● **PROBLEM**:
Where does the word "JSON" show up in the records? Copy every line that has it.

******

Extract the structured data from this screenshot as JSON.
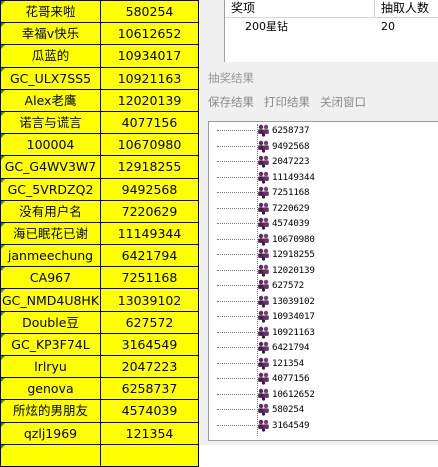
{
  "sheet": {
    "rows": [
      {
        "name": "花哥来啦",
        "id": "580254"
      },
      {
        "name": "幸福v快乐",
        "id": "10612652"
      },
      {
        "name": "瓜蓝的",
        "id": "10934017"
      },
      {
        "name": "GC_ULX7SS5",
        "id": "10921163"
      },
      {
        "name": "Alex老鹰",
        "id": "12020139"
      },
      {
        "name": "诺言与谎言",
        "id": "4077156"
      },
      {
        "name": "100004",
        "id": "10670980"
      },
      {
        "name": "GC_G4WV3W7",
        "id": "12918255"
      },
      {
        "name": "GC_5VRDZQ2",
        "id": "9492568"
      },
      {
        "name": "没有用户名",
        "id": "7220629"
      },
      {
        "name": "海已眠花已谢",
        "id": "11149344"
      },
      {
        "name": "janmeechung",
        "id": "6421794"
      },
      {
        "name": "CA967",
        "id": "7251168"
      },
      {
        "name": "GC_NMD4U8HK",
        "id": "13039102"
      },
      {
        "name": "Double豆",
        "id": "627572"
      },
      {
        "name": "GC_KP3F74L",
        "id": "3164549"
      },
      {
        "name": "lrlryu",
        "id": "2047223"
      },
      {
        "name": "genova",
        "id": "6258737"
      },
      {
        "name": "所炫的男朋友",
        "id": "4574039"
      },
      {
        "name": "qzlj1969",
        "id": "121354"
      },
      {
        "name": "",
        "id": ""
      }
    ]
  },
  "prize_list": {
    "headers": {
      "prize": "奖项",
      "count": "抽取人数"
    },
    "rows": [
      {
        "prize": "200星钻",
        "count": "20"
      }
    ]
  },
  "group_label": "抽奖结果",
  "toolbar": {
    "save": "保存结果",
    "print": "打印结果",
    "close": "关闭窗口"
  },
  "result_tree": {
    "items": [
      "6258737",
      "9492568",
      "2047223",
      "11149344",
      "7251168",
      "7220629",
      "4574039",
      "10670980",
      "12918255",
      "12020139",
      "627572",
      "13039102",
      "10934017",
      "10921163",
      "6421794",
      "121354",
      "4077156",
      "10612652",
      "580254",
      "3164549"
    ],
    "icon": "people-icon"
  }
}
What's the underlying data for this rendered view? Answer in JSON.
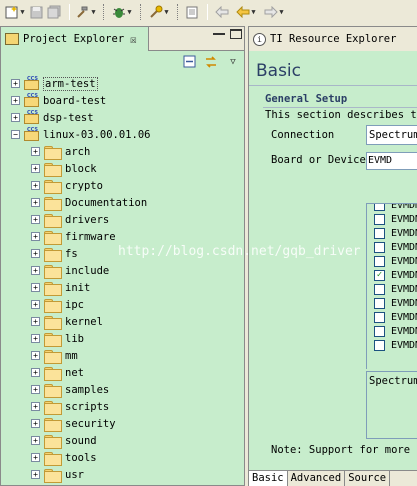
{
  "toolbar": {
    "icons": [
      "new-wizard-icon",
      "save-icon",
      "save-all-icon",
      "build-icon",
      "debug-icon",
      "run-tool-icon",
      "console-icon",
      "last-edit-icon",
      "back-icon",
      "forward-icon"
    ]
  },
  "project_explorer": {
    "tab_title": "Project Explorer",
    "tab_close": "☒",
    "projects": [
      {
        "label": "arm-test",
        "expanded": false
      },
      {
        "label": "board-test",
        "expanded": false
      },
      {
        "label": "dsp-test",
        "expanded": false
      },
      {
        "label": "linux-03.00.01.06",
        "expanded": true
      }
    ],
    "folders": [
      "arch",
      "block",
      "crypto",
      "Documentation",
      "drivers",
      "firmware",
      "fs",
      "include",
      "init",
      "ipc",
      "kernel",
      "lib",
      "mm",
      "net",
      "samples",
      "scripts",
      "security",
      "sound",
      "tools",
      "usr"
    ]
  },
  "resource_explorer": {
    "tab_title": "TI Resource Explorer",
    "heading": "Basic",
    "section_title": "General Setup",
    "section_desc": "This section describes th",
    "connection_label": "Connection",
    "connection_value": "Spectrum",
    "board_label": "Board or Device",
    "board_value": "EVMD",
    "board_list": [
      {
        "label": "EVMDM",
        "checked": false
      },
      {
        "label": "EVMDM",
        "checked": false
      },
      {
        "label": "EVMDM",
        "checked": false
      },
      {
        "label": "EVMDM",
        "checked": false
      },
      {
        "label": "EVMDM",
        "checked": false
      },
      {
        "label": "EVMDM",
        "checked": true
      },
      {
        "label": "EVMDM",
        "checked": false
      },
      {
        "label": "EVMDM",
        "checked": false
      },
      {
        "label": "EVMDM",
        "checked": false
      },
      {
        "label": "EVMDM",
        "checked": false
      },
      {
        "label": "EVMDM",
        "checked": false
      }
    ],
    "board_text": "Spectrum",
    "note": "Note: Support for more d",
    "bottom_tabs": [
      "Basic",
      "Advanced",
      "Source"
    ]
  },
  "watermark": "http://blog.csdn.net/gqb_driver"
}
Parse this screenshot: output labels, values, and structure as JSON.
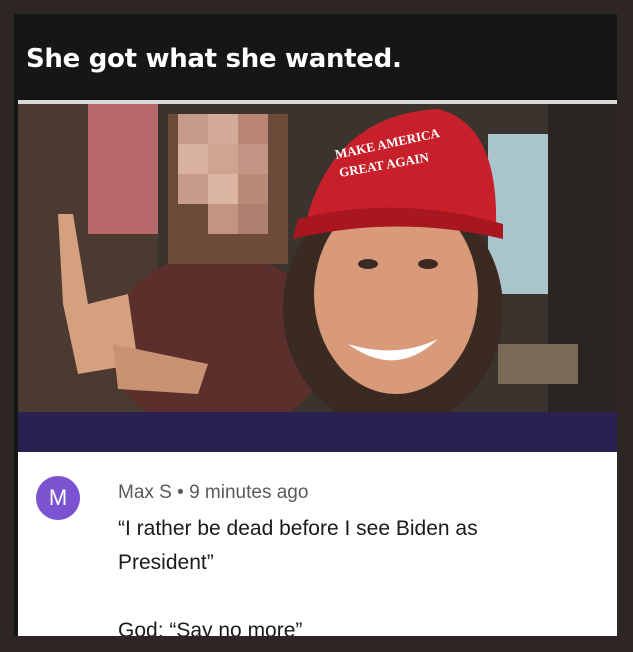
{
  "post": {
    "caption": "She got what she wanted."
  },
  "photo": {
    "hat_text_line1": "MAKE AMERICA",
    "hat_text_line2": "GREAT AGAIN",
    "colors": {
      "hat": "#c8202b",
      "skin": "#d89a78",
      "background": "#3d3631"
    }
  },
  "comment": {
    "avatar_letter": "M",
    "author": "Max S",
    "separator": "•",
    "time": "9 minutes ago",
    "line1": "“I rather be dead before I see Biden as",
    "line2": "President”",
    "line3": "God: “Say no more”",
    "avatar_color": "#7b53d0"
  }
}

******

● **RESPONSE AREA**:
Extract the structured data from this screenshot as JSON.
What's the underlying data for this rendered view? Answer in JSON.
Parse this screenshot: output labels, values, and structure as JSON.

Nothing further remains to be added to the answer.